My industry embarasses me
I work in advertising, and I've always been pretty realistic about what that involves: selling shit. It's certainly creative, but it's primary purpose is to move money around the economy. That noted, I primarily view my role as creating something interesting that doesn't irritate or anger whoever sees /hears it. Hopefully I go beyond that and manage to amuse / entertain them. The large percentage of ads are crap (just like the large percentage of movies, music and TV is crap), so I try to work at places that endeavor to do better work. Keep in mind that without advertising, there would only be 13 different magazines printed, and they would cost $30 a piece. Your cable bill would be about $190 dollars a month for 7 channels, all of them begging for money constantly like PBS. It's intrusive and not perfect, but it helps spur the creaky cart of capitalism along. Plus, I get to be creative just about every day, work with interesting people and I don't have to follow a dress code.
But this is the kind of stuff that makes me want to run for the hills.

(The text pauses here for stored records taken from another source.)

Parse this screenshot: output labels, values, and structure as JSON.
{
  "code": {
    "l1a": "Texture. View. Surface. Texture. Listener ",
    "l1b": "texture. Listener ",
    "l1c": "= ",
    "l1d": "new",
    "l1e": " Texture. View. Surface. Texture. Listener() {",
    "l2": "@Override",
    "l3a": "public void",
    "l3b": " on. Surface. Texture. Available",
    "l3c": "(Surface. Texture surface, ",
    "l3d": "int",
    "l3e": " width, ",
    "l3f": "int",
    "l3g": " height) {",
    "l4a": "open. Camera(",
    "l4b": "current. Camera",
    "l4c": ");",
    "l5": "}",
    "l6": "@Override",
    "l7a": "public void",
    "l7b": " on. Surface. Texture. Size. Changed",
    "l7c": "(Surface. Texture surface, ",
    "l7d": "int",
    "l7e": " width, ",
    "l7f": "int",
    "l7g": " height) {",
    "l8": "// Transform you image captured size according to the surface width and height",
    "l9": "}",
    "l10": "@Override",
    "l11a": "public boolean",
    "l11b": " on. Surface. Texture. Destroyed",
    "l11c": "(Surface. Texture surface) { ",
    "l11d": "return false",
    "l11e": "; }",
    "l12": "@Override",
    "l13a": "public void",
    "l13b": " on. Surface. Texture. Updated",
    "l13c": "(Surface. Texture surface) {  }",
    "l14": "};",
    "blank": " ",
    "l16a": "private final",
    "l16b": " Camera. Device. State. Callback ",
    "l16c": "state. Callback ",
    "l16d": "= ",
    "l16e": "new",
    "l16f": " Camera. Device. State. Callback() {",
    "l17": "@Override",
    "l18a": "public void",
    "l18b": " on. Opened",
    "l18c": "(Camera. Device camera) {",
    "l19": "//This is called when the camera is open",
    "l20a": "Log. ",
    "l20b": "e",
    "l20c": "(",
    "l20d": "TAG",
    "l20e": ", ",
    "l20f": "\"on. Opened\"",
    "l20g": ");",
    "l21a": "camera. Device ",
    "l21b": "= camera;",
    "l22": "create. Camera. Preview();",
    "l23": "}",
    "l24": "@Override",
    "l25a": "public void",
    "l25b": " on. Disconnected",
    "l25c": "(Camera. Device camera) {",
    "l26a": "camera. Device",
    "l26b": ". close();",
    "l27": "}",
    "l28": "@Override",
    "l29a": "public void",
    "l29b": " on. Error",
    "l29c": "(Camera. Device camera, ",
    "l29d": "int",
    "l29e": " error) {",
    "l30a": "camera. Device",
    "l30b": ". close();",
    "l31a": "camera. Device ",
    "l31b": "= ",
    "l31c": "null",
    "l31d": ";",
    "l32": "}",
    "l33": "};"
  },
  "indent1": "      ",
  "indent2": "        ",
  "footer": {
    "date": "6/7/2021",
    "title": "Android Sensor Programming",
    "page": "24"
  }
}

CBS is going to start putting ads on eggs. That right. Fucking eggs. Because research shows that half-awake / hungry people are the perfect demographic for "CSI:Miami." And they are calling it "egg-vertisng." Get it? Whooo! That's rich. Here are some of the other "egg-cellent" (to paraphrase Vincent Price as "Egghead" on the 60's "Batman" TV show) gems they've mined from the rich soil of wordplay:
“CSI” (“Crack the Case on CBS”)
“The Amazing Race” (“Scramble to Win on CBS”)
“Shark” (“Hard-Boiled Drama.”).
Variations on the ad for its Monday night lineup of comedy shows:
“Shelling Out Laughs”
“Funny Side Up”
“Leave the Yolks to Us.”
And yes, someone did get paid to write those.
George Schweitzer, president of the CBS marketing group, said he was hoping to generate some laughter in American kitchens. Ah. So that's the sound I've been hearing echo through my neighborhood every morning.
Next up in the ad que: getting bent over and gang-raped by a bunch of guys dressed like Abe Lincoln while they shout out what exciting programs are on The History Channel that week. It's a great way to reach the target audience in an unexpected way.